*The task*. If a line in the data holds the string "briefcase", list it.

*Study material*.
==========

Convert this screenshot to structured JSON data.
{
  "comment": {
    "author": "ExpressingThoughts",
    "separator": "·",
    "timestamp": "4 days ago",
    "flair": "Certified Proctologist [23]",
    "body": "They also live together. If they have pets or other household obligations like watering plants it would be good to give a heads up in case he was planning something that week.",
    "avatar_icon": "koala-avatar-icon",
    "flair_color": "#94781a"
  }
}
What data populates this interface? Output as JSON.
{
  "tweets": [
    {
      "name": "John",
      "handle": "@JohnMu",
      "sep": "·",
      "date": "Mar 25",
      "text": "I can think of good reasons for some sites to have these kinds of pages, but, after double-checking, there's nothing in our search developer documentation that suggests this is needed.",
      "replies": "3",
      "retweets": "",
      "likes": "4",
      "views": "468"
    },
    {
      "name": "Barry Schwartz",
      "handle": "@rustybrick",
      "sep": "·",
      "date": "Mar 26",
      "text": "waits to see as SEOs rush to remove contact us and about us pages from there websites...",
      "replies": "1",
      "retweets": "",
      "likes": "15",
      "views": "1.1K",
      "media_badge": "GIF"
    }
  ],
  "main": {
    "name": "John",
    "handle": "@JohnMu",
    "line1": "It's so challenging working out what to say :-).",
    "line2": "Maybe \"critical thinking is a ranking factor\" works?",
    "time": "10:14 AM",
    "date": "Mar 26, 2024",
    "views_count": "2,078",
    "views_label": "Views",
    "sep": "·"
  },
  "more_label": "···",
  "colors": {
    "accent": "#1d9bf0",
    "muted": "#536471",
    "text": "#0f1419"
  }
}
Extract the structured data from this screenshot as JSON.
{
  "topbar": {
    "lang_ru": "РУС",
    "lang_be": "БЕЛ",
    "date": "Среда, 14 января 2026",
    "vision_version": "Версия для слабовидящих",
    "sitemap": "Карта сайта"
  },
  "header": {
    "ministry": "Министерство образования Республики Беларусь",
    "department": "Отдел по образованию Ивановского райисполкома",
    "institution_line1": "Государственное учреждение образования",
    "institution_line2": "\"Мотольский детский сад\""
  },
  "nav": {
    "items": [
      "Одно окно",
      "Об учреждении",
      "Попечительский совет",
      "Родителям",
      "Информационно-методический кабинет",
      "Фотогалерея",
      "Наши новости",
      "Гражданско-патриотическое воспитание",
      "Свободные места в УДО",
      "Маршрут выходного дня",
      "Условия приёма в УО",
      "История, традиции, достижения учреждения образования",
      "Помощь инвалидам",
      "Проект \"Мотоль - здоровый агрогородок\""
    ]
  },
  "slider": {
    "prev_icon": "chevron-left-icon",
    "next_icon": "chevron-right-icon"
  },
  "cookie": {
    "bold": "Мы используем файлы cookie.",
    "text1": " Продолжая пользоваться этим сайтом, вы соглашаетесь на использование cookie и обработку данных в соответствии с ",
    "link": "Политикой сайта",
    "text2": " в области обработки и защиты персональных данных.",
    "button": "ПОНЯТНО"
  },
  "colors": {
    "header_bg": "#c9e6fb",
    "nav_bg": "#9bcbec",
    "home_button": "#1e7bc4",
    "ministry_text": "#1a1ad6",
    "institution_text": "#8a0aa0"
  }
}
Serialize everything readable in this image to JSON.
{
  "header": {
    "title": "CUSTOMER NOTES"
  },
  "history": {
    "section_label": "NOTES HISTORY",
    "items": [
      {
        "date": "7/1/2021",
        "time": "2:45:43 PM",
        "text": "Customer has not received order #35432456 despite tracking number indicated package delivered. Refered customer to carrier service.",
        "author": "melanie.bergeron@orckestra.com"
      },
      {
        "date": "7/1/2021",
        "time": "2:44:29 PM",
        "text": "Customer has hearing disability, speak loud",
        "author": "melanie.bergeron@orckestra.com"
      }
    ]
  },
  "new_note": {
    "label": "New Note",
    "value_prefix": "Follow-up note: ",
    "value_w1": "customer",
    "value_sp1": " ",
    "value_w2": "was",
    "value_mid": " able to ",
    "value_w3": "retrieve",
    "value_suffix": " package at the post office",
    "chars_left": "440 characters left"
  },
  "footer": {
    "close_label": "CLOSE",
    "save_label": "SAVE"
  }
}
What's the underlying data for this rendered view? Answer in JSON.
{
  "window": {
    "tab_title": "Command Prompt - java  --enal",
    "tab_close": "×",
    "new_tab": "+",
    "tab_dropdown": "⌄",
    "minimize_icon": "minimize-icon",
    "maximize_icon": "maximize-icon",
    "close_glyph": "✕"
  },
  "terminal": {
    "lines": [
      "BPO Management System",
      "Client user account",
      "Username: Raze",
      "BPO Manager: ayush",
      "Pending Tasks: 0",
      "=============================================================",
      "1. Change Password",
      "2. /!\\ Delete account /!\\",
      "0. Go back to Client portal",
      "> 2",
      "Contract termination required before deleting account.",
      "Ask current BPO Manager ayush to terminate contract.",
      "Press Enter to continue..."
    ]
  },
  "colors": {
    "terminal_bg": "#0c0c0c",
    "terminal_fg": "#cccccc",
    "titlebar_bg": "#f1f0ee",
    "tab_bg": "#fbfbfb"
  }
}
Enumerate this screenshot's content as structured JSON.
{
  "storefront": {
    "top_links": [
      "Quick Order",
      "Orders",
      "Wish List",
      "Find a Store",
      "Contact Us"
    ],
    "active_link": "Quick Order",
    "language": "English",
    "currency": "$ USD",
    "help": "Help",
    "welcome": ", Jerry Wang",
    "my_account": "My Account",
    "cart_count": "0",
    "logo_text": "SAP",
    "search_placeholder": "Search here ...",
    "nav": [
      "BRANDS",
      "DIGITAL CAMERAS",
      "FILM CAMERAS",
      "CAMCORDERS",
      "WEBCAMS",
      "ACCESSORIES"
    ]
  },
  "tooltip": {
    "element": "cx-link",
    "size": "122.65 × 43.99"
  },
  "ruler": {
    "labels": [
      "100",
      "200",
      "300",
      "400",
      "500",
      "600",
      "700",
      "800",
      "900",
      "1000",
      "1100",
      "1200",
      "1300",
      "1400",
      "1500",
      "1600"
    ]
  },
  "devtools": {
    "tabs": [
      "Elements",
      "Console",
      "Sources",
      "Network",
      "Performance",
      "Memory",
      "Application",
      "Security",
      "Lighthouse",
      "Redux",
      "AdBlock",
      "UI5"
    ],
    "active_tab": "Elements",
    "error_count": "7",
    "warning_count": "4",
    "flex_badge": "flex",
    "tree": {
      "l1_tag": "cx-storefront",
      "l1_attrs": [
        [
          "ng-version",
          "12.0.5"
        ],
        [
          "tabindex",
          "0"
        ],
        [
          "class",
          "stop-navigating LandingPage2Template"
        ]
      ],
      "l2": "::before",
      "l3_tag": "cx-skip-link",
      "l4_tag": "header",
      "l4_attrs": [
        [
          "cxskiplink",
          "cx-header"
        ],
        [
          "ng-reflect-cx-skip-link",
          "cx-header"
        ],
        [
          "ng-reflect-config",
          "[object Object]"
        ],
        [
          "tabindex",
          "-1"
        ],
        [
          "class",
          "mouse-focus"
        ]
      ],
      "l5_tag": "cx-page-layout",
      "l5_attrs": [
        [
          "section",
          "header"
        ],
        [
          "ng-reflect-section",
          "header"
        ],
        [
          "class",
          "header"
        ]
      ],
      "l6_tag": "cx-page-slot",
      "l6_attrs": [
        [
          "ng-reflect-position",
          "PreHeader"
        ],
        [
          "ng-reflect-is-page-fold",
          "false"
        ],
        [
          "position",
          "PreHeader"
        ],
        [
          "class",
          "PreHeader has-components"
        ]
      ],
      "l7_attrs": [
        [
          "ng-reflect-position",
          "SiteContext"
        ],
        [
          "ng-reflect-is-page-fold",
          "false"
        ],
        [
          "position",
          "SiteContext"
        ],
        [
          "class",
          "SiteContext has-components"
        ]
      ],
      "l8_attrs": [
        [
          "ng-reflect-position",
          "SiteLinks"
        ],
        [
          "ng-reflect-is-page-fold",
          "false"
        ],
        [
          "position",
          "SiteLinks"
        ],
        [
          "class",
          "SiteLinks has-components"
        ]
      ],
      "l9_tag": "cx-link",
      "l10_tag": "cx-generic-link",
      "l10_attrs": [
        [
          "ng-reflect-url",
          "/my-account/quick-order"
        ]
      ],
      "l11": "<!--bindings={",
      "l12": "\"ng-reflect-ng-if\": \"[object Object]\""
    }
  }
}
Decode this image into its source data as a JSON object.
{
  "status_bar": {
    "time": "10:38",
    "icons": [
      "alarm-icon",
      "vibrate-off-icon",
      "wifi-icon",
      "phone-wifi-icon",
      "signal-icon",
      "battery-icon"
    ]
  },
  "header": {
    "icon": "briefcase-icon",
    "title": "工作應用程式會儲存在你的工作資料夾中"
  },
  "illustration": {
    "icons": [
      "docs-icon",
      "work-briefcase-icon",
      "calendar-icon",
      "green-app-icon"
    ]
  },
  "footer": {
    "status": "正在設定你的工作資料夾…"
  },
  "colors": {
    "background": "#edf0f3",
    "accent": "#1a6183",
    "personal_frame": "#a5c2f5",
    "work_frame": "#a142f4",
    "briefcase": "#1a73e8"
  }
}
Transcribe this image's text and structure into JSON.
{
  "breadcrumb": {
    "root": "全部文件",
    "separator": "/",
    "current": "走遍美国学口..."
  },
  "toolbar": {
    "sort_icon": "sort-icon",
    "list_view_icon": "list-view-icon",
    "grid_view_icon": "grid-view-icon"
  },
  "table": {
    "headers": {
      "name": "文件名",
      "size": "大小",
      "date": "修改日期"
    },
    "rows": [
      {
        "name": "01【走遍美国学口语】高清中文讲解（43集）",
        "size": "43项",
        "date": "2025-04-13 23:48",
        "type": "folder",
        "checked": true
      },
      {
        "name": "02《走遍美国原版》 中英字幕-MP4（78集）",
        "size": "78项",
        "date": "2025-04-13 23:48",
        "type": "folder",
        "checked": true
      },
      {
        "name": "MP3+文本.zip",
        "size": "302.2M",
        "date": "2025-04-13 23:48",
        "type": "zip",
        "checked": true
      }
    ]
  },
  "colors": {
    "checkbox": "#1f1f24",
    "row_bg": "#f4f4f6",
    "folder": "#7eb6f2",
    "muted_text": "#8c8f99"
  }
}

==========

*Worked solution*.
    "icon": "briefcase-icon",
      "work-briefcase-icon",
    "briefcase": "#1a73e8"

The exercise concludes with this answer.